Tax row: IT Dept rejects Nokia India's offer to pay Rs 2,250 cr
The Income Tax (IT) Department today told the Delhi high court that the offer of Finnish mobile maker Nokia to pay a minimum deposit of Rs 2,250 crore to it, out of the company's total tax liability of nearly Rs 6,500 crore, is not acceptable.business Updated: Dec 02, 2013 18:42 IST
The Income Tax (IT) Department today told the Delhi high court that the offer of Finnish mobile maker Nokia to pay a minimum deposit of Rs 2,250 crore to it, out of the company's total tax liability of nearly Rs 6,500 crore, is not acceptable.
Nokia India, however, stuck to its offer and said it is for the department to decide if they are better off with the proposed amount or without it.
A bench of justices Sanjiv Khanna and Sanjeev Sachdeva observed "you (Nokia) are offering nothing".
To this, senior advocate Harish Salve, appearing for Nokia, said "we are not in a position to offer more" and added that Rs 2,250 crore is minimum depending upon the outcome of its deal with Microsoft.
Earlier, the mobile handset-maker firm had sought lifting of a stay on transfer of its assets in India saying the court's injunction will jeopardize the sale of its Indian arm to Microsoft under the $ 7.2 billion global deal.
The bench listed the matter for December 9 when Nokia has to give details of its assets and liabilities as well as how much tax it has paid here.

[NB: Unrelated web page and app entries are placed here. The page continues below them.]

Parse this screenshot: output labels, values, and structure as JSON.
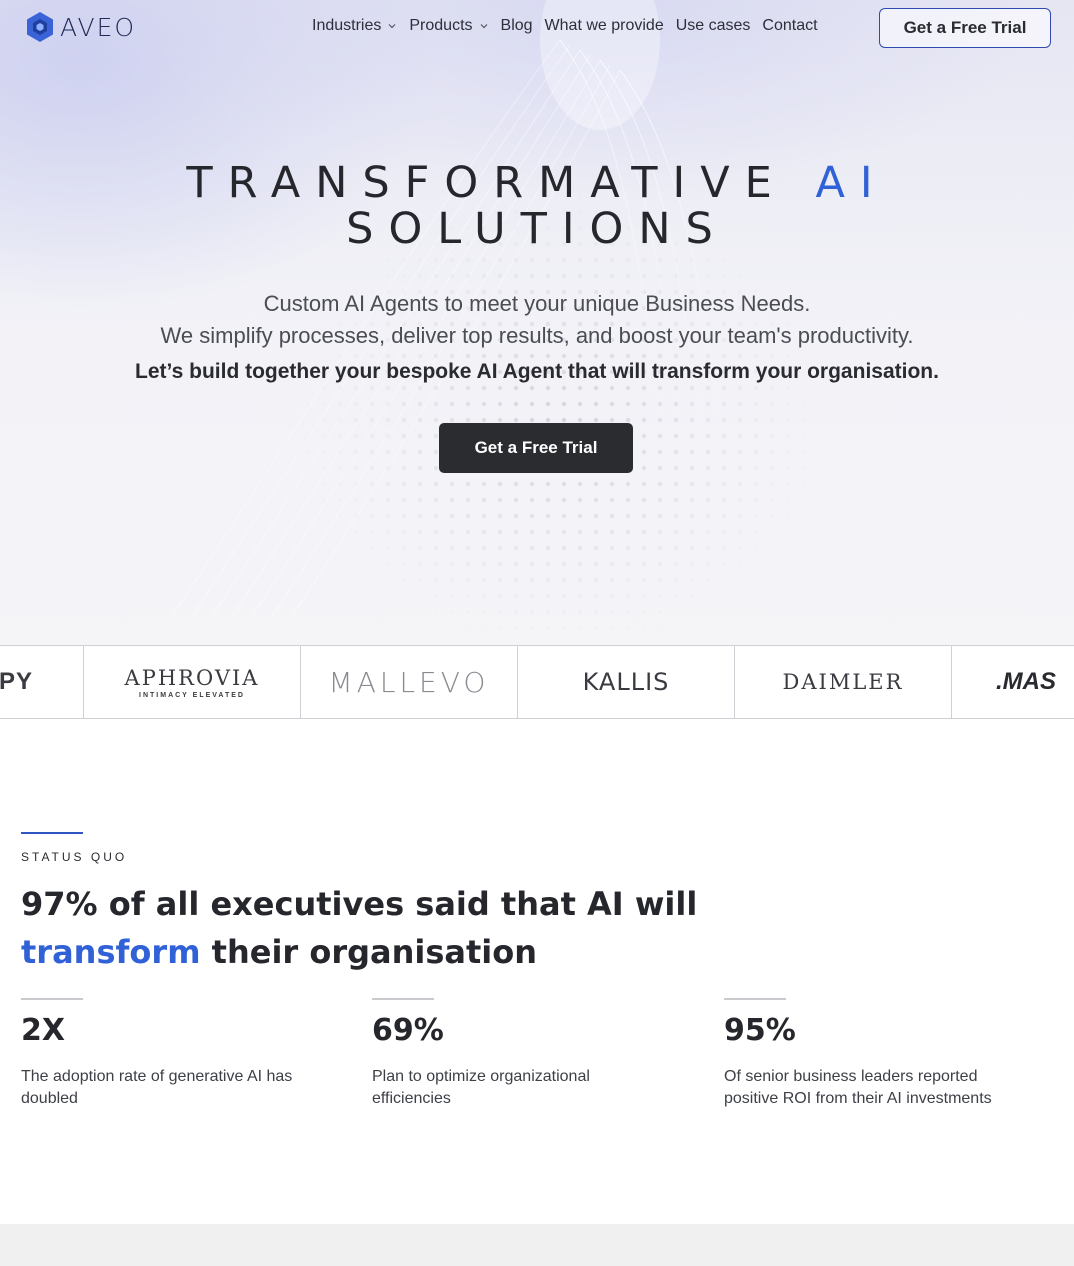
{
  "brand": {
    "name": "AVEO",
    "accent_color": "#3161d6",
    "dark_color": "#2b2c30"
  },
  "nav": {
    "items": [
      {
        "label": "Industries",
        "has_dropdown": true,
        "icon": "chevron-down-icon"
      },
      {
        "label": "Products",
        "has_dropdown": true,
        "icon": "chevron-down-icon"
      },
      {
        "label": "Blog",
        "has_dropdown": false
      },
      {
        "label": "What we provide",
        "has_dropdown": false
      },
      {
        "label": "Use cases",
        "has_dropdown": false
      },
      {
        "label": "Contact",
        "has_dropdown": false
      }
    ],
    "cta_label": "Get a Free Trial"
  },
  "hero": {
    "title_line1": "TRANSFORMATIVE",
    "title_highlight": "AI",
    "title_line2": "SOLUTIONS",
    "subtitle_line1": "Custom AI Agents to meet your unique Business Needs.",
    "subtitle_line2": "We simplify processes, deliver top results, and boost your team's productivity.",
    "emphasis": "Let’s build together your bespoke AI Agent that will transform your organisation.",
    "cta_label": "Get a Free Trial"
  },
  "logos": {
    "items": [
      {
        "text": "PY"
      },
      {
        "text": "APHROVIA",
        "tagline": "INTIMACY ELEVATED"
      },
      {
        "text": "MALLEVO"
      },
      {
        "text": "KALLIS"
      },
      {
        "text": "DAIMLER"
      },
      {
        "text": ".MAS"
      }
    ]
  },
  "status_quo": {
    "eyebrow": "STATUS QUO",
    "heading_part1": "97% of all executives said that AI will",
    "heading_highlight": "transform",
    "heading_part2": "their organisation",
    "stats": [
      {
        "value": "2X",
        "description": "The adoption rate of generative AI has doubled"
      },
      {
        "value": "69%",
        "description": "Plan to optimize organizational efficiencies"
      },
      {
        "value": "95%",
        "description": "Of senior business leaders reported positive ROI from their AI investments"
      }
    ]
  }
}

The bench also questioned Nokia India's intention behind sending Rs 3,500 crore to its parent company as dividend of 18 years and asked why the amount should not be brought back here.
The bench made the observation after Nokia said it is exiting the mobile manufacturing business, globally, irrespective of whether its plant in India is sold.

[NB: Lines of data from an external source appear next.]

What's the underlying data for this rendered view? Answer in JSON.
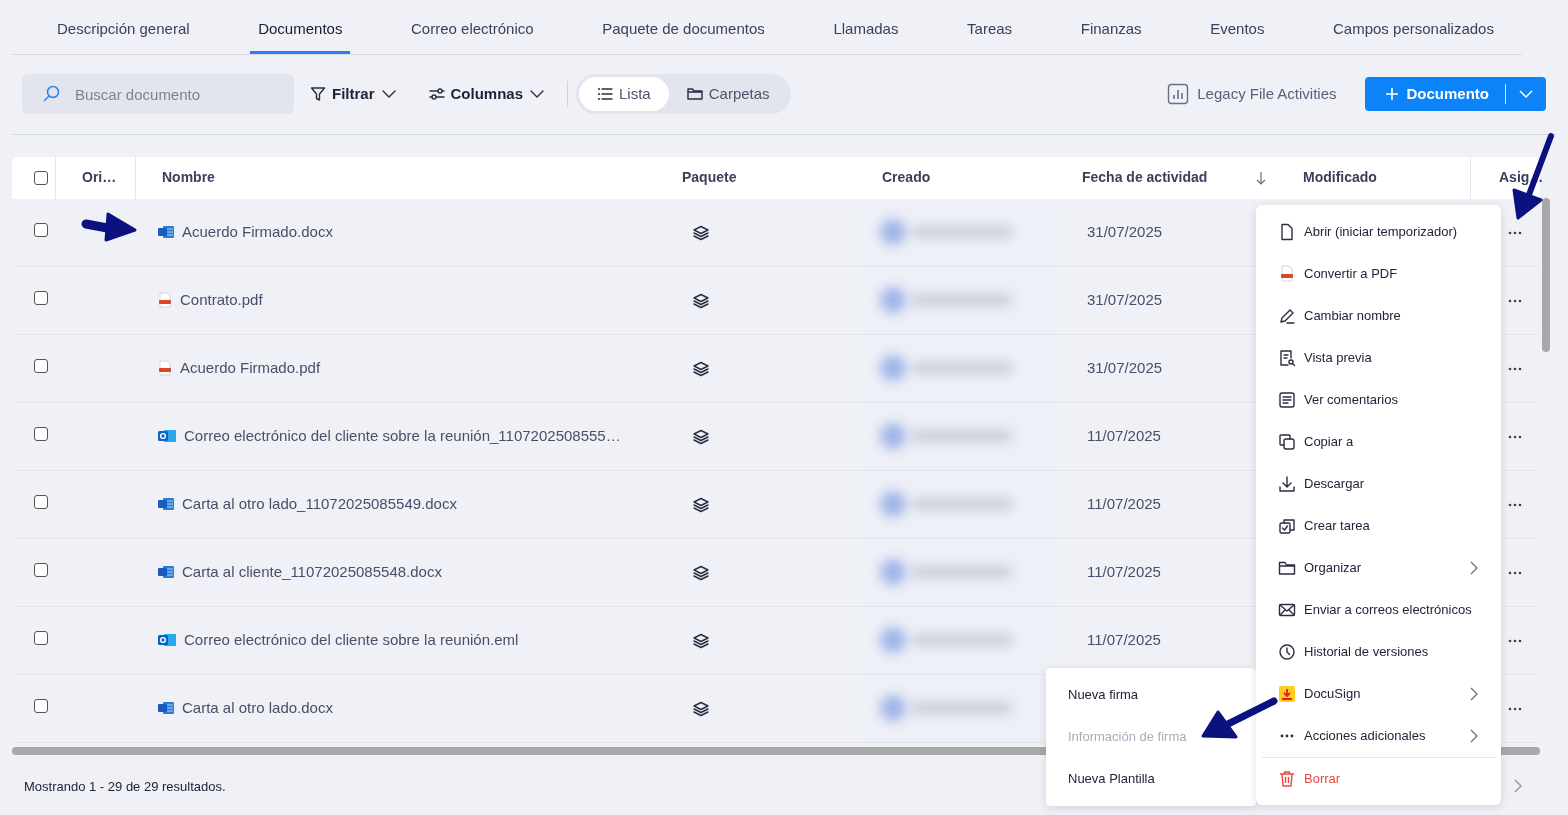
{
  "tabs": [
    {
      "label": "Descripción general",
      "selected": false
    },
    {
      "label": "Documentos",
      "selected": true
    },
    {
      "label": "Correo electrónico",
      "selected": false
    },
    {
      "label": "Paquete de documentos",
      "selected": false
    },
    {
      "label": "Llamadas",
      "selected": false
    },
    {
      "label": "Tareas",
      "selected": false
    },
    {
      "label": "Finanzas",
      "selected": false
    },
    {
      "label": "Eventos",
      "selected": false
    },
    {
      "label": "Campos personalizados",
      "selected": false
    }
  ],
  "toolbar": {
    "search": {
      "placeholder": "Buscar documento"
    },
    "filter": "Filtrar",
    "columns": "Columnas",
    "views": [
      {
        "label": "Lista",
        "selected": true
      },
      {
        "label": "Carpetas",
        "selected": false
      }
    ],
    "legacy": "Legacy File Activities",
    "new_button": "Documento"
  },
  "table": {
    "select_all": {
      "checked": false
    },
    "columns": [
      {
        "label": "Ori…",
        "sorted": false
      },
      {
        "label": "Nombre",
        "sorted": false
      },
      {
        "label": "Paquete",
        "sorted": false
      },
      {
        "label": "Creado",
        "sorted": false
      },
      {
        "label": "Fecha de actividad",
        "sorted": true
      },
      {
        "label": "Modificado",
        "sorted": false
      },
      {
        "label": "Asig…",
        "sorted": false
      }
    ],
    "rows": [
      {
        "name": "Acuerdo Firmado.docx",
        "kind": "word",
        "date": "31/07/2025",
        "checked": false
      },
      {
        "name": "Contrato.pdf",
        "kind": "pdf",
        "date": "31/07/2025",
        "checked": false
      },
      {
        "name": "Acuerdo Firmado.pdf",
        "kind": "pdf",
        "date": "31/07/2025",
        "checked": false
      },
      {
        "name": "Correo electrónico del cliente sobre la reunión_1107202508555…",
        "kind": "outlook",
        "date": "11/07/2025",
        "checked": false
      },
      {
        "name": "Carta al otro lado_11072025085549.docx",
        "kind": "word",
        "date": "11/07/2025",
        "checked": false
      },
      {
        "name": "Carta al cliente_11072025085548.docx",
        "kind": "word",
        "date": "11/07/2025",
        "checked": false
      },
      {
        "name": "Correo electrónico del cliente sobre la reunión.eml",
        "kind": "outlook",
        "date": "11/07/2025",
        "checked": false
      },
      {
        "name": "Carta al otro lado.docx",
        "kind": "word",
        "checked": false
      }
    ]
  },
  "context_menu": {
    "items": [
      {
        "label": "Abrir (iniciar temporizador)",
        "kind": "action",
        "submenu": false
      },
      {
        "label": "Convertir a PDF",
        "kind": "action",
        "submenu": false
      },
      {
        "label": "Cambiar nombre",
        "kind": "action",
        "submenu": false
      },
      {
        "label": "Vista previa",
        "kind": "action",
        "submenu": false
      },
      {
        "label": "Ver comentarios",
        "kind": "action",
        "submenu": false
      },
      {
        "label": "Copiar a",
        "kind": "action",
        "submenu": false
      },
      {
        "label": "Descargar",
        "kind": "action",
        "submenu": false
      },
      {
        "label": "Crear tarea",
        "kind": "action",
        "submenu": false
      },
      {
        "label": "Organizar",
        "kind": "action",
        "submenu": true
      },
      {
        "label": "Enviar a correos electrónicos",
        "kind": "action",
        "submenu": false
      },
      {
        "label": "Historial de versiones",
        "kind": "action",
        "submenu": false
      },
      {
        "label": "DocuSign",
        "kind": "action",
        "submenu": true
      },
      {
        "label": "Acciones adicionales",
        "kind": "action",
        "submenu": true
      },
      {
        "label": "Borrar",
        "kind": "danger",
        "submenu": false
      }
    ]
  },
  "submenu": {
    "items": [
      {
        "label": "Nueva firma",
        "disabled": false
      },
      {
        "label": "Información de firma",
        "disabled": true
      },
      {
        "label": "Nueva Plantilla",
        "disabled": false
      }
    ]
  },
  "footer": {
    "summary": "Mostrando 1 - 29 de 29 resultados."
  }
}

The bench said that earlier Nokia had said it will continue manufacturing of mobiles here and now it is saying its unit in India will be wound up eventually.

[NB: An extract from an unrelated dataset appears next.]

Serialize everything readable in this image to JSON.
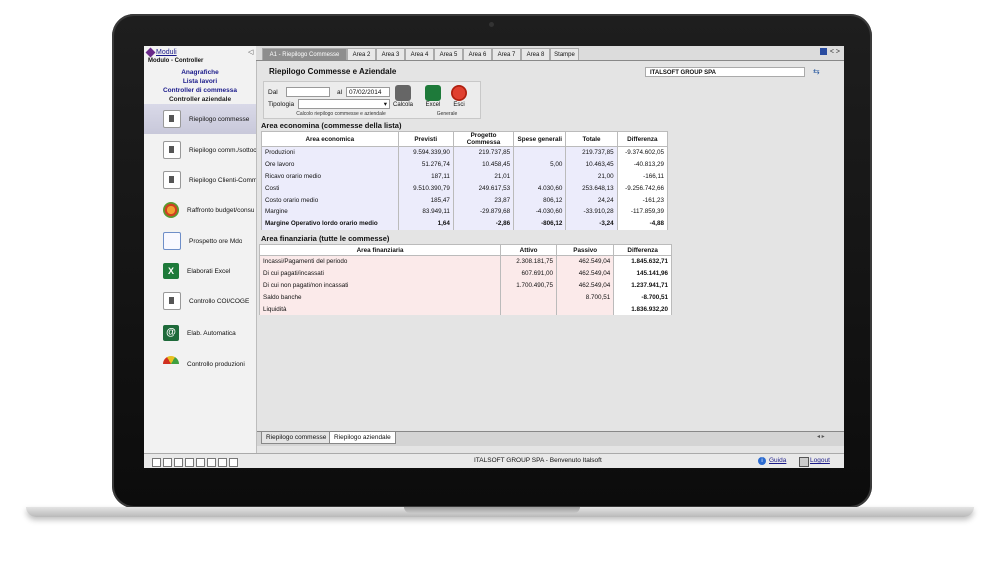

"Why did you transfer Rs 3,500 crore abroad? Was it not your intention not to keep liquid assets here? You had Rs 4,100 crore cash here (dividend and tax combined). You repatriate it.
"When they (IT department) attach your bank accounts, you come here. That time you were categorical that manufacturing (here) will go on. Now, there is a change in your stand. So shouldn't the amount (that was repatriated) be brought back to India?" the bench said.